#### DESCRIPTION OF THE TASK:
Could you reproduce all of the entries below without a single change?

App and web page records
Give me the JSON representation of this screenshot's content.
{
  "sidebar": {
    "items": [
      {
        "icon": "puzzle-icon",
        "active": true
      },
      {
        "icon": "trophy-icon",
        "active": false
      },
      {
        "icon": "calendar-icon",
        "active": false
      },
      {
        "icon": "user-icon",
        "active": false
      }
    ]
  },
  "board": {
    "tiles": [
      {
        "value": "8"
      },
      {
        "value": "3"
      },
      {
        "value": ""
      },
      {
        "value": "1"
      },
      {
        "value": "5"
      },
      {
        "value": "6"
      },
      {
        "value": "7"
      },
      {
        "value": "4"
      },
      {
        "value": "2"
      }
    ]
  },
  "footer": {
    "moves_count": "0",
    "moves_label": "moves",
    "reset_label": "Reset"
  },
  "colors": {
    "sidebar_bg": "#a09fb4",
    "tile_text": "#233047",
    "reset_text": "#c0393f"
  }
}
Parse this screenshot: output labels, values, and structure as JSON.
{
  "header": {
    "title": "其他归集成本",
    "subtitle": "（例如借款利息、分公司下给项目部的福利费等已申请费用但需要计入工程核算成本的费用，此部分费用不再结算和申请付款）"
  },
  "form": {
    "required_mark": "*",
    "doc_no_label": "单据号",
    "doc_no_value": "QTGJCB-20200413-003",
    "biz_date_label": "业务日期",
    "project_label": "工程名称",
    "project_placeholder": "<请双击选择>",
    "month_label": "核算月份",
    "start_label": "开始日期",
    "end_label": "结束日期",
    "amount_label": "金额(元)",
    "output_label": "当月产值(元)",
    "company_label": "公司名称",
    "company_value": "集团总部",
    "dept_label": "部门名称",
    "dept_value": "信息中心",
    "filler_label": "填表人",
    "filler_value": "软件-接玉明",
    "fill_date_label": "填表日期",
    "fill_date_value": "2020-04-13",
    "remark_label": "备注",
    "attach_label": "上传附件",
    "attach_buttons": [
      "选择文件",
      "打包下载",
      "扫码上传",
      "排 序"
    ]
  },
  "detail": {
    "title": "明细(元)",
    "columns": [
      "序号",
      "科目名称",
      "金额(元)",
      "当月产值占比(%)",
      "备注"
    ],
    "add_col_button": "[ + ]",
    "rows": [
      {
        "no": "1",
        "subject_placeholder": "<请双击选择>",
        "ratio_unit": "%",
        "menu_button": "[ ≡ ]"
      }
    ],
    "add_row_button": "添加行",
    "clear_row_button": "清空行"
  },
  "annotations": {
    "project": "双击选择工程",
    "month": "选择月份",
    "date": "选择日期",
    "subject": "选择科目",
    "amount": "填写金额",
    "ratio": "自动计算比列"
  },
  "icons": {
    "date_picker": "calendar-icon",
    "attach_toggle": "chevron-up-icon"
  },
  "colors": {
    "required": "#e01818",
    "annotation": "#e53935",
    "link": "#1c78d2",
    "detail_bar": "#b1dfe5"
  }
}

#### ANSWER SECTION:
Give me the JSON representation of this screenshot's content.
{
  "sidebar": {
    "items": [
      {
        "icon": "puzzle-icon",
        "active": true
      },
      {
        "icon": "trophy-icon",
        "active": false
      },
      {
        "icon": "calendar-icon",
        "active": false
      },
      {
        "icon": "user-icon",
        "active": false
      }
    ]
  },
  "board": {
    "tiles": [
      {
        "value": "8"
      },
      {
        "value": "3"
      },
      {
        "value": ""
      },
      {
        "value": "1"
      },
      {
        "value": "5"
      },
      {
        "value": "6"
      },
      {
        "value": "7"
      },
      {
        "value": "4"
      },
      {
        "value": "2"
      }
    ]
  },
  "footer": {
    "moves_count": "0",
    "moves_label": "moves",
    "reset_label": "Reset"
  },
  "colors": {
    "sidebar_bg": "#a09fb4",
    "tile_text": "#233047",
    "reset_text": "#c0393f"
  }
}
Parse this screenshot: output labels, values, and structure as JSON.
{
  "header": {
    "title": "其他归集成本",
    "subtitle": "（例如借款利息、分公司下给项目部的福利费等已申请费用但需要计入工程核算成本的费用，此部分费用不再结算和申请付款）"
  },
  "form": {
    "required_mark": "*",
    "doc_no_label": "单据号",
    "doc_no_value": "QTGJCB-20200413-003",
    "biz_date_label": "业务日期",
    "project_label": "工程名称",
    "project_placeholder": "<请双击选择>",
    "month_label": "核算月份",
    "start_label": "开始日期",
    "end_label": "结束日期",
    "amount_label": "金额(元)",
    "output_label": "当月产值(元)",
    "company_label": "公司名称",
    "company_value": "集团总部",
    "dept_label": "部门名称",
    "dept_value": "信息中心",
    "filler_label": "填表人",
    "filler_value": "软件-接玉明",
    "fill_date_label": "填表日期",
    "fill_date_value": "2020-04-13",
    "remark_label": "备注",
    "attach_label": "上传附件",
    "attach_buttons": [
      "选择文件",
      "打包下载",
      "扫码上传",
      "排 序"
    ]
  },
  "detail": {
    "title": "明细(元)",
    "columns": [
      "序号",
      "科目名称",
      "金额(元)",
      "当月产值占比(%)",
      "备注"
    ],
    "add_col_button": "[ + ]",
    "rows": [
      {
        "no": "1",
        "subject_placeholder": "<请双击选择>",
        "ratio_unit": "%",
        "menu_button": "[ ≡ ]"
      }
    ],
    "add_row_button": "添加行",
    "clear_row_button": "清空行"
  },
  "annotations": {
    "project": "双击选择工程",
    "month": "选择月份",
    "date": "选择日期",
    "subject": "选择科目",
    "amount": "填写金额",
    "ratio": "自动计算比列"
  },
  "icons": {
    "date_picker": "calendar-icon",
    "attach_toggle": "chevron-up-icon"
  },
  "colors": {
    "required": "#e01818",
    "annotation": "#e53935",
    "link": "#1c78d2",
    "detail_bar": "#b1dfe5"
  }
}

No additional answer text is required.